CHINA HERITAGE QUARTERLY China Heritage Project, The Australian National University ISSN 1833-8461
No. 13, March 2008


Singing with the Spring | China Heritage Quarterly

Singing with the Spring

Wanyan Linqing, translated by John Minford with Yang Tsung-han

The Huizhou administrative offices are situated in the northwest corner of the city, bounded by the parapet of the city wall. This was in fact the site of the administrative offices as long ago as the Xuanhe reign of the Song dynasty (1119-1125). Within the official precinct there were several fine buildings such as the Hall of Four Treasures, and the Tower of the Pure Heart. Those scenic buildings are no more. Only the Hall of Purple Verdure is still extant, and the Pavilion of the Immortal Fuqiu,[1] which is also called the Pavilion for Singing with the Spring. But though it has preserved its form, it is no longer on its original site. Although my predecessor changed its name to the Rustic Barge, I restored the original name.

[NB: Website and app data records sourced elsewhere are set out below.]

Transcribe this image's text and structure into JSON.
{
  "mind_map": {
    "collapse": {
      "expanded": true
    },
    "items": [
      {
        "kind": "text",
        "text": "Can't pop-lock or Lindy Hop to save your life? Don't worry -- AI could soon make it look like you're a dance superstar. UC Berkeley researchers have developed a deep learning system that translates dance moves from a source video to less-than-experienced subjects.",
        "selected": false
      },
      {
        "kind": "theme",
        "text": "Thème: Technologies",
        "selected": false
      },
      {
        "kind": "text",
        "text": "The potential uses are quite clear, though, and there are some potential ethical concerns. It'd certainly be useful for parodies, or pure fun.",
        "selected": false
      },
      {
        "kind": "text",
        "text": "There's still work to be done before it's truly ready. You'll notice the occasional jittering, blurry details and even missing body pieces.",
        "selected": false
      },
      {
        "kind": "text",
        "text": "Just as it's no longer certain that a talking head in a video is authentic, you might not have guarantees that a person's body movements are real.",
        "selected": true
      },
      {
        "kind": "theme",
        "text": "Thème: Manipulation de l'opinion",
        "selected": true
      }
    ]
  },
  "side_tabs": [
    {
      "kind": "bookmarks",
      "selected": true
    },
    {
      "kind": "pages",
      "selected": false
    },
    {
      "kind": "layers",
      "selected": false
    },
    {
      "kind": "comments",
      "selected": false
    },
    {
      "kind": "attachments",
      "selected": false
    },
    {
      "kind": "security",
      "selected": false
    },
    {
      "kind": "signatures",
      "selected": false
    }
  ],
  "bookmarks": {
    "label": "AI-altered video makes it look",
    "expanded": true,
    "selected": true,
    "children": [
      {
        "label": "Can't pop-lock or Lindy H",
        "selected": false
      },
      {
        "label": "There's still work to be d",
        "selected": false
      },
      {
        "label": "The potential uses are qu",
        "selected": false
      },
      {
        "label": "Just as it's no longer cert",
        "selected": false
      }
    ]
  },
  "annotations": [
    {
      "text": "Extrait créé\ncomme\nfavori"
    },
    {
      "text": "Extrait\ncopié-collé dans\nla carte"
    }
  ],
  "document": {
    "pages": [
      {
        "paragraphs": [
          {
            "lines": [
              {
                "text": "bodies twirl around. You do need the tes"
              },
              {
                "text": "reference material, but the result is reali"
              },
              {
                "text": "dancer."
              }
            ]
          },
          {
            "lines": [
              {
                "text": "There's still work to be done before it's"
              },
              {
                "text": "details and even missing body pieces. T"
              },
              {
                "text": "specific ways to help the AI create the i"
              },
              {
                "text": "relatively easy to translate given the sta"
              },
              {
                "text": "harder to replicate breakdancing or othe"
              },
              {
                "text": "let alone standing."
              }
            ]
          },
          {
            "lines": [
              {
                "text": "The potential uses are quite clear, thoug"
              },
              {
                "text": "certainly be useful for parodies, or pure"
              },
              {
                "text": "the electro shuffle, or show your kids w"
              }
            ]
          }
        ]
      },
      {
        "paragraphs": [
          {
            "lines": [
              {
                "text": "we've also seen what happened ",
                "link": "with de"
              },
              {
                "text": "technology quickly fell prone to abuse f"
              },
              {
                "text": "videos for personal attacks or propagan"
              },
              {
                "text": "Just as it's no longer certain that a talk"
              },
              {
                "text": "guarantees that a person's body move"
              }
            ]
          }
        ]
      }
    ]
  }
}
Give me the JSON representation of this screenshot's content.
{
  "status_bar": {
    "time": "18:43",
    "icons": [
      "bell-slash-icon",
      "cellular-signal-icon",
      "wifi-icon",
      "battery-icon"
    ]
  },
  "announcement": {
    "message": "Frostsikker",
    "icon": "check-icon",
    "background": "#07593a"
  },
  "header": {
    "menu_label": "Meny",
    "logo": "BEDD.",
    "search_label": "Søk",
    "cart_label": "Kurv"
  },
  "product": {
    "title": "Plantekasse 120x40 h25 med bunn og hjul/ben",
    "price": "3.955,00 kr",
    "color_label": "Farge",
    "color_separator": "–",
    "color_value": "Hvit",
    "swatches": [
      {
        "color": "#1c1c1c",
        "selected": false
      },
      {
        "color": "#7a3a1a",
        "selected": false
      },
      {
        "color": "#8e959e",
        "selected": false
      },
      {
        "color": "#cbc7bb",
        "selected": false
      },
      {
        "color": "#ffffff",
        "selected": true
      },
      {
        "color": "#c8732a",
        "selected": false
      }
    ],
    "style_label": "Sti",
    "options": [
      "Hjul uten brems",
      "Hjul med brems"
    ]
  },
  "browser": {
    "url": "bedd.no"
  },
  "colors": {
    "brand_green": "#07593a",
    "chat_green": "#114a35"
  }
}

According to the local gazetteer of this prefecture, Hong Gua [a Song dynasty official and man-of-letters, 1117-1184] constructed a pavilion by this name attached to an ancient tree on the parapet of the city wall, but it has since been moved down to ground level. In front of the pavilion as it presently stands, there are various trees and shrubs: a magnolia, a crab-apple, and several peonies. I myself constructed a stepped ramp joined to the city wall, allowing one to walk up onto the parapet. I also had constructed a red balustrade on either side of the ramp, and placed two stone teapoys on the parapet. I used to go up and enjoy the panoramic view whenever I had leisure from my official duties. I once recorded this in a poem:

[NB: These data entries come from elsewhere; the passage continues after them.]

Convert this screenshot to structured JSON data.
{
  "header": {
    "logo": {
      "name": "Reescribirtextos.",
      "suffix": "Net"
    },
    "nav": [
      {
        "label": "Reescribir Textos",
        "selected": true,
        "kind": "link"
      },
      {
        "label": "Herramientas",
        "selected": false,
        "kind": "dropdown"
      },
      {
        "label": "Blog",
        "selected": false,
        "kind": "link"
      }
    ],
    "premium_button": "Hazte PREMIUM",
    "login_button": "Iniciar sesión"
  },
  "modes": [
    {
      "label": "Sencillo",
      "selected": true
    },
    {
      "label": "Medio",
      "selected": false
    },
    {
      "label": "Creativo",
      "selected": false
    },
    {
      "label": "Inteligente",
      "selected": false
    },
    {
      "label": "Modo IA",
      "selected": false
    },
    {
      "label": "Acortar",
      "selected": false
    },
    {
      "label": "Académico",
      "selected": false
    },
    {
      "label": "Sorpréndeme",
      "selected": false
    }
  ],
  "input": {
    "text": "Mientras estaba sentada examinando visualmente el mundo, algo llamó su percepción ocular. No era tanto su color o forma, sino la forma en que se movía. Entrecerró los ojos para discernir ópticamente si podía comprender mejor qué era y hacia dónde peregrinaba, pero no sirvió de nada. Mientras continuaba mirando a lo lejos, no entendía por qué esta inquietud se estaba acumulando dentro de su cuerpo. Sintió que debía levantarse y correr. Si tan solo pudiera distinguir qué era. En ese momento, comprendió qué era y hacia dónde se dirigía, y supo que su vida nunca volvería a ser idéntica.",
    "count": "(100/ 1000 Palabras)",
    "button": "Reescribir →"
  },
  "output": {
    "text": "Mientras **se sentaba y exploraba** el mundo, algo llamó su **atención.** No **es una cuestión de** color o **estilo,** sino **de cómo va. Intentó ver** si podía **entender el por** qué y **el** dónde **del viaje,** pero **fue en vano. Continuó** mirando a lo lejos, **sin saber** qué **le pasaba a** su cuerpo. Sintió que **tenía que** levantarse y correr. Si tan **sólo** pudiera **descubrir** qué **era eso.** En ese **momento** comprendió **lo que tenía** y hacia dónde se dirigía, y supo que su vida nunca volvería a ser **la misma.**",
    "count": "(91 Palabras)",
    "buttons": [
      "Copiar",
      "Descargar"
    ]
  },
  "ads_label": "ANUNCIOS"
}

High and spacious is my official residence
      At the corner of the city wall;
When I withdraw to take my meals,
      In high spirits I climb to enjoy the view.
I carry eye-glasses with me
      To scrutinize the clouds;
And a bottle-gourd
      For the occasional draught of wine.
The smoking chimneys and kitchen fires below
      Testify to the thriving community;
A sweep of streams and hills
      Unfolds before me like a landscape scroll.
I laugh at myself,
      A bookish officer with no official skills;
Holding the tallies for six counties,
      Despite my incompetence.

In the last days of the spring season of the year Jiashen [1824], the flowers in the garden were in full bloom. My daughter Miaolianbao, who was seven years old (she was born during the second month of the year Wuyin [1818]), had handfuls of flower petals, and kept pulling on the hem of my gown, wanting me to go and look at the luxuriant blossom. I went to the Pavilion and saw for myself the riot of colour, and the petals flying about like snowflakes. It was indeed a splendid scene, as splendid as anything at Fanli Taoist Priory![2] The red jadelike flowers trailed their silken threads, it was a veritable Realm of Fragrance!

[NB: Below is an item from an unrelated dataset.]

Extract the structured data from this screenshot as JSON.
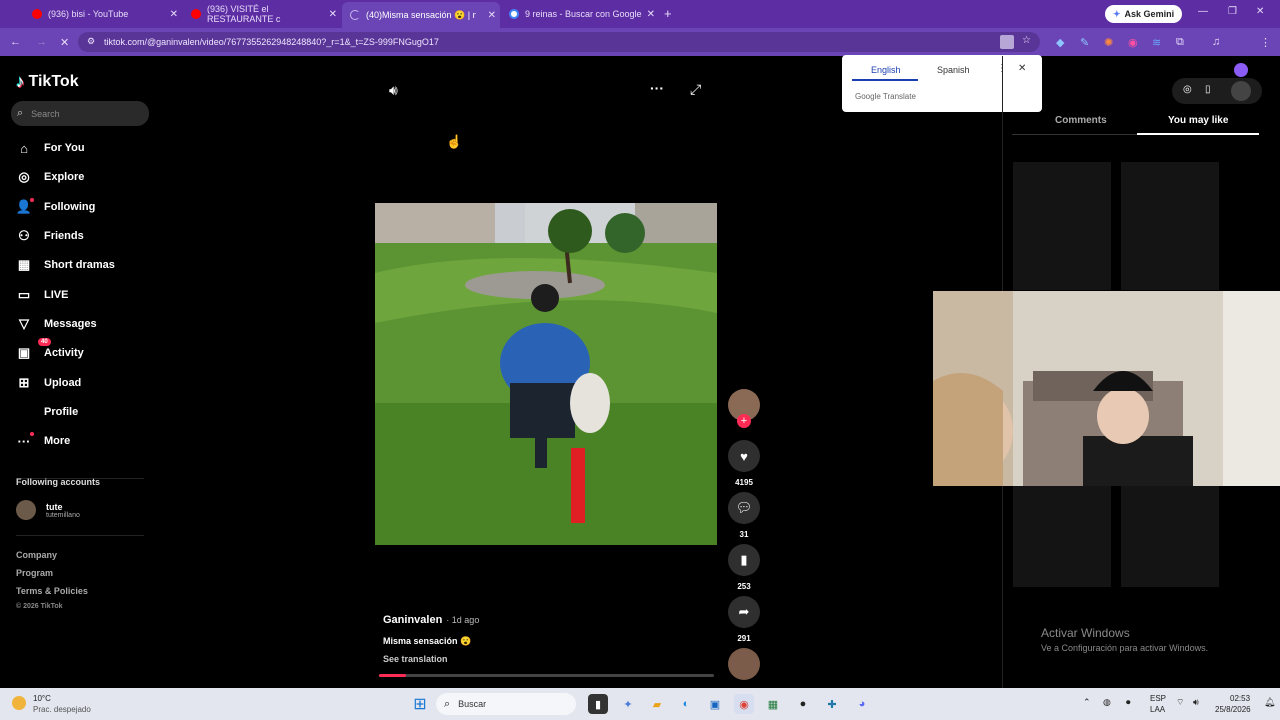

I took some writing paper and began to compose a poem. At that very moment my wife emerged from among the flowers and saw me in the throes of composition, struggling with the niceties of prosody. She smiled. 'I have the first couplet for you already!' she said, and began to recite the lines she had just improvised.

It befits the gentleman of Jade hall,
    To sit among the flowers.

I put down my brush at once!

In the courtyard there were also at that time four pots of wild flowers brought from the slopes of Mount Huang. The Standard, a climbing plant producing bluish flowers like pearls, gems and precious stones; the Pyrrosia lingua, one flower to each leaf, the erect stem crimson as a red cloud; the Nanghuan, its leaf a simple blade and its flower consisting of two rings; the Gooseflock, purest white like a goose, with yellow buds for eyes. My mother was delighted with these flowers, and she joyfully set about painting them all!

My mother had recently come into the possession of an Album of Flower Paintings from Huang Hai, done by Secretary Song Muzhong.[3] It portrays twenty species, among them the four I have just mentioned.


1. Fuqiu was a legendary immortal.

2. Our author describes this Priory elsewhere.

3. Song Muzhong 宋牧仲 (1634-1713), poet, bibliophile and painter.